* [Exercise description] Will you give the material below again, every line exactly as it is?

* [Material to process]
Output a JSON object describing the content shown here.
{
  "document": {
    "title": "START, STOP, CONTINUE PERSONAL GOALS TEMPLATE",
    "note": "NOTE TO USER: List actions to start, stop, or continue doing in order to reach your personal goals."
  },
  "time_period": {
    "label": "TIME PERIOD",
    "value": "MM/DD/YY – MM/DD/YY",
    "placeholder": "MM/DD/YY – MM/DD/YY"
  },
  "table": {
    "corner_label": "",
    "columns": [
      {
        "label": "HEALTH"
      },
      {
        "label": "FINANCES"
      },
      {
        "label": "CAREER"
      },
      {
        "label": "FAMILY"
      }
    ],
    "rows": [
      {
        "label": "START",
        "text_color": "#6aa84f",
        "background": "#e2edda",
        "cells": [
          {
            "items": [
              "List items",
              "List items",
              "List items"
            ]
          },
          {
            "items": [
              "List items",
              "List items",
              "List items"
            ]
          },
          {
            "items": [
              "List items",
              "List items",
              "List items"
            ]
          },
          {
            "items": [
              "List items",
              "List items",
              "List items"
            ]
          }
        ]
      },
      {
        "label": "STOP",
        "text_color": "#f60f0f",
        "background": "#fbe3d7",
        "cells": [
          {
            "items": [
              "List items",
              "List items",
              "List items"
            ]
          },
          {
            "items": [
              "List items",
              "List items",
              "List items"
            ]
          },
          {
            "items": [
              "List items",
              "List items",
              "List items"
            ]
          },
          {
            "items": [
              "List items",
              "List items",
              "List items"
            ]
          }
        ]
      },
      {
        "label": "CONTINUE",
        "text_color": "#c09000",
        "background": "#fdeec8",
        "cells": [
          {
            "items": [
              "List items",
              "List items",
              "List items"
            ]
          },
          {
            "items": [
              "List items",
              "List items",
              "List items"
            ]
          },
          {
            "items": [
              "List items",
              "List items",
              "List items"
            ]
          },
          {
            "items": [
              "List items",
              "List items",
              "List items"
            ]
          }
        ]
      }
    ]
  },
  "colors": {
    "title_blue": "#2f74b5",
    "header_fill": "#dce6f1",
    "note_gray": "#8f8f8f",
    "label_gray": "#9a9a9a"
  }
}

* [Written response]
Output a JSON object describing the content shown here.
{
  "document": {
    "title": "START, STOP, CONTINUE PERSONAL GOALS TEMPLATE",
    "note": "NOTE TO USER: List actions to start, stop, or continue doing in order to reach your personal goals."
  },
  "time_period": {
    "label": "TIME PERIOD",
    "value": "MM/DD/YY – MM/DD/YY",
    "placeholder": "MM/DD/YY – MM/DD/YY"
  },
  "table": {
    "corner_label": "",
    "columns": [
      {
        "label": "HEALTH"
      },
      {
        "label": "FINANCES"
      },
      {
        "label": "CAREER"
      },
      {
        "label": "FAMILY"
      }
    ],
    "rows": [
      {
        "label": "START",
        "text_color": "#6aa84f",
        "background": "#e2edda",
        "cells": [
          {
            "items": [
              "List items",
              "List items",
              "List items"
            ]
          },
          {
            "items": [
              "List items",
              "List items",
              "List items"
            ]
          },
          {
            "items": [
              "List items",
              "List items",
              "List items"
            ]
          },
          {
            "items": [
              "List items",
              "List items",
              "List items"
            ]
          }
        ]
      },
      {
        "label": "STOP",
        "text_color": "#f60f0f",
        "background": "#fbe3d7",
        "cells": [
          {
            "items": [
              "List items",
              "List items",
              "List items"
            ]
          },
          {
            "items": [
              "List items",
              "List items",
              "List items"
            ]
          },
          {
            "items": [
              "List items",
              "List items",
              "List items"
            ]
          },
          {
            "items": [
              "List items",
              "List items",
              "List items"
            ]
          }
        ]
      },
      {
        "label": "CONTINUE",
        "text_color": "#c09000",
        "background": "#fdeec8",
        "cells": [
          {
            "items": [
              "List items",
              "List items",
              "List items"
            ]
          },
          {
            "items": [
              "List items",
              "List items",
              "List items"
            ]
          },
          {
            "items": [
              "List items",
              "List items",
              "List items"
            ]
          },
          {
            "items": [
              "List items",
              "List items",
              "List items"
            ]
          }
        ]
      }
    ]
  },
  "colors": {
    "title_blue": "#2f74b5",
    "header_fill": "#dce6f1",
    "note_gray": "#8f8f8f",
    "label_gray": "#9a9a9a"
  }
}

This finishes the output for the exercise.